The yearly maximum Arctic sea-ice extent occurs in February/March, which is also the timing for the yearly minimum Antarctic sea-ice extent. The Norwegian Meteorological Institute uses satellite data to track and describe sea-ice extent on a daily basis.
Sea-ice maximum in the Arctic
This year’s Arctic maximum sea-ice extent occured on March 3 with a coverage of around 15,2 million km2. Figure 1 shows the daily sea-ice extent for the previous 5 years, including 2020. The mean estimates based on 20 years of data prior to 2000 have been included for reference. The 2020 Arctic maximum is higher than the previous 4 years, but is well below the mean maximum of the reference period (close to 16 million km2).
Can the winter sea-ice extent predict the following summer sea-ice conditions?
In the animation in Figure 2 the years 2007 and 2012 have been added for comparison. 2007 and 2012 represent the two previous years where the Arctic sea ice had the record-low coverage in september with less than 4 million km2 in 2012. However, their corresponding sea-ice extent in March did not seem to give any preconditioning to the following summer minimas. While 2012 had a maximum extent in March near the 1981-2000 average value, the same year still holds the current September minimum extent record. 2007, on the other hand, had low extent values both during maximum in March and minimum in September - seen in relation to the average based on 1981-2000. This demonstrates that the maximum extent in March cannot predict the September minimum level. Thus, a relatively high March level compared to the most recent year cannot be taken as evidence that the Arctic sea-ice “has recovered”.
Sea-ice minimum in the Antarctic
The 2020 Antarctic minimum sea-ice extent occured on February 29 with around 2.9 million km2 of ice cover. As seen in Figure 3 this year’s sea-ice extent follows the mean 1981-2000 values, however with a later occurrence of the minimum this year.

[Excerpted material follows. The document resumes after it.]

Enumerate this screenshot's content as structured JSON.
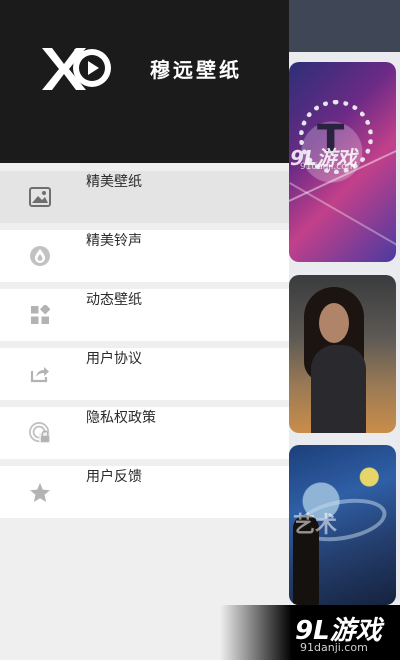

The minimum generally happens in mid February, but a rather “late” minimum as this year is not exceptional, see e.g. the very late minimum in 2017.
Global versus regional sea-ice extent
While the areal coverage of sea ice generally has a negative trend with time globally and especially in the Arctic, the regional sea ice can be very dense in some areas. This is the case with the sea-ice conditions around Svalbard this winter where we observe more sea ice than the 1980-2010 climatology, see Figure 4.
These are local conditions which have a significant impact regionally, but are not in contradiction with a global climate warning with less and less sea-ice.
More sea-ice climate indicators can be found here.
Sea-ice extent is the area covered by a significant amount of sea ice. Here, sea-ice extent is defined as the area of ocean surface covered with more than 15% sea-ice concentration.